Ascham’s judgment of Painter and Fenton, foolish and unjust as it is, seems to have been anticipated by the translator of the Tragicall Discourses of Bandello. Fenton, indeed, securely defends himself against the detraction of the puritan. In an epistle dedicatory, addressed to the lady Mary Sidney, he professes that his choice of stories was made with the best motive. He had no other desire than to improve the occasion.“Albeit, at the firste sighte,” says he, “theis discourses maye importe certeine vanytyes or fonde practises in love, yet I doubte not to bee absolved …, seinge I have rather noted diversitie of examples in sondrye younge men and women, approvynge sufficientlye the inconvenience happenynge by the pursute of lycenceous desyer, then affected in anye sorte suche uncerteyne follyes.”If Bandello incurred censure, what sentence would have been passed upon Boccaccio? Though his Decameron was involved in the harsh judgment passed upon Painter’s Palace, though some stories found a place in Turbervile’s Tragical Tales, it was not known to England, save in fragments, until 1620. His Philocopo was translated in 1567 by H. G., and, twenty years later, Bartholomew Young did into English the Amorous Fiammetta, wherein is sette doune a catalogue of all and singular passions of love and jealosie incident to an enamoured yong gentleman.

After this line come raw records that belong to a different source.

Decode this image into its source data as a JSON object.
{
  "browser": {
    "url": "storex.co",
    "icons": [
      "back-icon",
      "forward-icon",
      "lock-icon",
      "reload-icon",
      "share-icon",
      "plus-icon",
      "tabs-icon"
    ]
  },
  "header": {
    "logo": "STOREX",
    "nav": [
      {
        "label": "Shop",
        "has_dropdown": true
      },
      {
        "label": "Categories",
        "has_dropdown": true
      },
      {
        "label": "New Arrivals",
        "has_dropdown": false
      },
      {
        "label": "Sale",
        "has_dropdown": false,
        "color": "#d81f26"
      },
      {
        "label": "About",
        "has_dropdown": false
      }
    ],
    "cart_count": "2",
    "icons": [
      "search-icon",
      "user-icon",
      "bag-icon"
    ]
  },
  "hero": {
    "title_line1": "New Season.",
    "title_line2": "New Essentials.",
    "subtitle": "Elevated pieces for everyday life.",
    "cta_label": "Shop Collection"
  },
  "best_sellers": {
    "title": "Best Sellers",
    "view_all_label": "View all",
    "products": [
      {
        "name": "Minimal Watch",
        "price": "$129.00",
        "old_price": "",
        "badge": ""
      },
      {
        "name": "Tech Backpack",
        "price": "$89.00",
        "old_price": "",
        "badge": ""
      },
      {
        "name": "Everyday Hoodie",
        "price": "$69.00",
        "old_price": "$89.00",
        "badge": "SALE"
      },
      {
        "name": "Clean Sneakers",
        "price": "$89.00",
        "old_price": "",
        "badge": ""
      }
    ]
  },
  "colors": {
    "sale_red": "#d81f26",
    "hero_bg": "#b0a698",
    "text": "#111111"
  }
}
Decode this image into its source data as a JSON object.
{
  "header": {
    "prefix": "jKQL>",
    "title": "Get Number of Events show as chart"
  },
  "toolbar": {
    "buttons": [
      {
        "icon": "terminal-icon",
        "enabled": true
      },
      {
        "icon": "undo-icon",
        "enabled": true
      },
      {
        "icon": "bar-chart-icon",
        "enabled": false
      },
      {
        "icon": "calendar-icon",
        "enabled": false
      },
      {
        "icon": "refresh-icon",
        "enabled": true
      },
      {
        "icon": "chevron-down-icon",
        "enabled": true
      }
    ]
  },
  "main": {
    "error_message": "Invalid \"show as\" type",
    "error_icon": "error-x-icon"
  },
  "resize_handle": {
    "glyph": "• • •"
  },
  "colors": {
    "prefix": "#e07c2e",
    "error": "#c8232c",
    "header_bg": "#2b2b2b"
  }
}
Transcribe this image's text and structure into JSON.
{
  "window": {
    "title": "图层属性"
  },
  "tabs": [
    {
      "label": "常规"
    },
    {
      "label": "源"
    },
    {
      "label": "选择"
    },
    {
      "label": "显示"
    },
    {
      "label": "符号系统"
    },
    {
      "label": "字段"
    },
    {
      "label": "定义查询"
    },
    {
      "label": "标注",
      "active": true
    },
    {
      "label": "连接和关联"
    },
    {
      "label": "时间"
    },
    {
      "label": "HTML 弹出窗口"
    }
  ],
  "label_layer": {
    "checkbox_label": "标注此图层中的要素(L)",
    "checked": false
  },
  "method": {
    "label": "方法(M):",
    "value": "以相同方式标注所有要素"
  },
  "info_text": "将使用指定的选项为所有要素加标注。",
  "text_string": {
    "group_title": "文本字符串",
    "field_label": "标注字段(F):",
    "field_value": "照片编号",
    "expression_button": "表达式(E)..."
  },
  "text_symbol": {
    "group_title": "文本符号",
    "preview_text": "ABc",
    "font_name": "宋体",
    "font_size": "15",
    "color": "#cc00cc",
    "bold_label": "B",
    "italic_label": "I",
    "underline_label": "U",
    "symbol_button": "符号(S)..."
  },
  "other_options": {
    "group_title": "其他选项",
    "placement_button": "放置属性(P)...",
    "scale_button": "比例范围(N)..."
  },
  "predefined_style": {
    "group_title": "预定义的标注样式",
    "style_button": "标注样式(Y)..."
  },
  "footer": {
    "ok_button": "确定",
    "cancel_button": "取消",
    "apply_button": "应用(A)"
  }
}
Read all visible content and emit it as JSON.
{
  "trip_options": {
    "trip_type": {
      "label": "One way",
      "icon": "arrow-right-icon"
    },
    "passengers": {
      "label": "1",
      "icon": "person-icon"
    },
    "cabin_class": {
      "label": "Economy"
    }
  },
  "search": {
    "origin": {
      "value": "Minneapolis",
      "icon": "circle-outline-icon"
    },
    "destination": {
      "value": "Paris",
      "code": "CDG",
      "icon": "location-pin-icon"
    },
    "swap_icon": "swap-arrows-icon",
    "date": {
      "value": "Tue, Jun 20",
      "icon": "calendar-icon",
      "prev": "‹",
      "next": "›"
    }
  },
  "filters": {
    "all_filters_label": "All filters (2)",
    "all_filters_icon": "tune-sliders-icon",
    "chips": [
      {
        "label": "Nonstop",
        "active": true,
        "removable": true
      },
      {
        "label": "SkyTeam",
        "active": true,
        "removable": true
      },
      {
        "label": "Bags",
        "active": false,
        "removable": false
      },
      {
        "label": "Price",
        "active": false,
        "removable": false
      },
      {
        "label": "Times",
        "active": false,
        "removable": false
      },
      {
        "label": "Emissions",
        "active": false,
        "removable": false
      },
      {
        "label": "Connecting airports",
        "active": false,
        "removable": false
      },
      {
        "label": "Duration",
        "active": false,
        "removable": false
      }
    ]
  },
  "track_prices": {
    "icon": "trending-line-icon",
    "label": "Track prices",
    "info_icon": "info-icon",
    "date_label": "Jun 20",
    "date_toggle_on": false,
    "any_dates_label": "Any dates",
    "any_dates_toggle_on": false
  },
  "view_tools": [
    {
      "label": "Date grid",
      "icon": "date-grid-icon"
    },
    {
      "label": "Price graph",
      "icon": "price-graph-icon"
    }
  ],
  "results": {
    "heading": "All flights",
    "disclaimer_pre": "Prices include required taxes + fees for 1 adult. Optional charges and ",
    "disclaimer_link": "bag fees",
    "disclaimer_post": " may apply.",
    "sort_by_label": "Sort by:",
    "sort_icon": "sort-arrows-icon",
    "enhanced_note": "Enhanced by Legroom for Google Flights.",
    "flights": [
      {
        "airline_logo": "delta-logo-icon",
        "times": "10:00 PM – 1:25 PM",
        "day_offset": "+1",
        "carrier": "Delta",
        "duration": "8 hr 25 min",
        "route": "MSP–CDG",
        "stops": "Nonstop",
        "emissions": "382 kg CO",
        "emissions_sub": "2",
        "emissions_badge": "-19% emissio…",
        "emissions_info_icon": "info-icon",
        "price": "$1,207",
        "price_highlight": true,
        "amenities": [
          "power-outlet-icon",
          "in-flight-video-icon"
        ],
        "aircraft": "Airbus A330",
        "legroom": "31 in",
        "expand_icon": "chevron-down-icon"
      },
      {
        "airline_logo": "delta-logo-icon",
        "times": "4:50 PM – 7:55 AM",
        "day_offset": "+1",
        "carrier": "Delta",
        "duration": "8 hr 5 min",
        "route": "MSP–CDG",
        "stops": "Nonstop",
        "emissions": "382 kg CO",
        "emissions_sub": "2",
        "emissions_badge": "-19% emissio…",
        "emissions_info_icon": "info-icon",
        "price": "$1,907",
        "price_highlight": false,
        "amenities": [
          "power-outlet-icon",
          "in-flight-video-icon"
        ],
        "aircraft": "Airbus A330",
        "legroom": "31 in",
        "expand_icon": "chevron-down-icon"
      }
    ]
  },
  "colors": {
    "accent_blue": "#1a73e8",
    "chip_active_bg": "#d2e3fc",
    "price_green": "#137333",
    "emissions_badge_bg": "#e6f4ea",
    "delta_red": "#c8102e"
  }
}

Of the other Italian books, thus early done into English, the most famous was Castiglione’s Il Cortegiano, of which Hoby’s version won the difficult approval of Ascham himself. This book, he said, “advisedlie read, and diligentile folowed, but one yeare at home in England, would do a yong gentleman more good, I wisse, then three yeares travell abrode spent in Italie.” And then came Machiavelli, whose Arte of Warre, as has been said, was Englished by Peter Whitehorne (1560), and of whose Florentine Historie we owe an excellent version to Thomas Bedingfield (1598). But there is no Prince in English until 1640, and thus we are confronted by a literary puzzle.